Sony previously sold off some of those shares, bringing back almost all of their initial investment while still allowing them to keep 5% of Olympus. Now, Sony is selling its remaining stake in Olympus, back to Olympus.
While Sony is determined to continue to focus on the medical business from a long-term perspective, Sony has decided to tender all of the common shares of Olympus it holds, considering that the initial purpose of the capital alliance to establish collaboration between Sony and Olympus has been accomplished and after reviewing the rationale for owning the Olympus shares. Sony will continue the business alliance and collaborative partnership with Olympus, including operating SOMED, regardless of its sale of the shares.
Sony sold a large chunk of its shares in Olympus back in 2015 for 46.8 billion yen. They kept hold of 5% and this remaining stake has now been sold back to Olympus for 1,165 yen per share. And at nearly 69 million shares, that equates to around 80 billion yen ($75m). Sony’s total return on the shares comes close to 128 billion yen in total, from a 50 billion yen investment. Not a bad little earner over seven years.
The business alliance formed between Sony and Olympus, Sony says, will continue regardless of the sale, although it’s primarily in the medical business side of things, rather than photographic.
You can find out more about the deal on the Sony website.

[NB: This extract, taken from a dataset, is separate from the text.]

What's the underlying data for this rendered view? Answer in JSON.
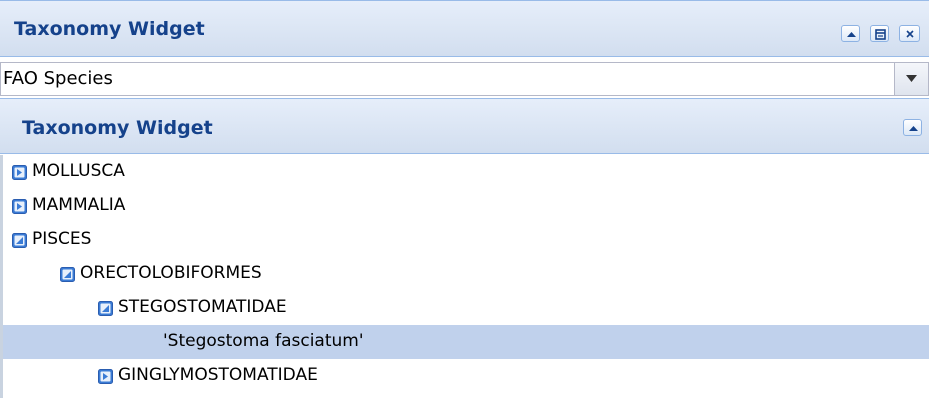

- Tender of common shares into share repurchase by Olympus Corporation
- The result ender of common shares into share repurchase by Olympus Corporation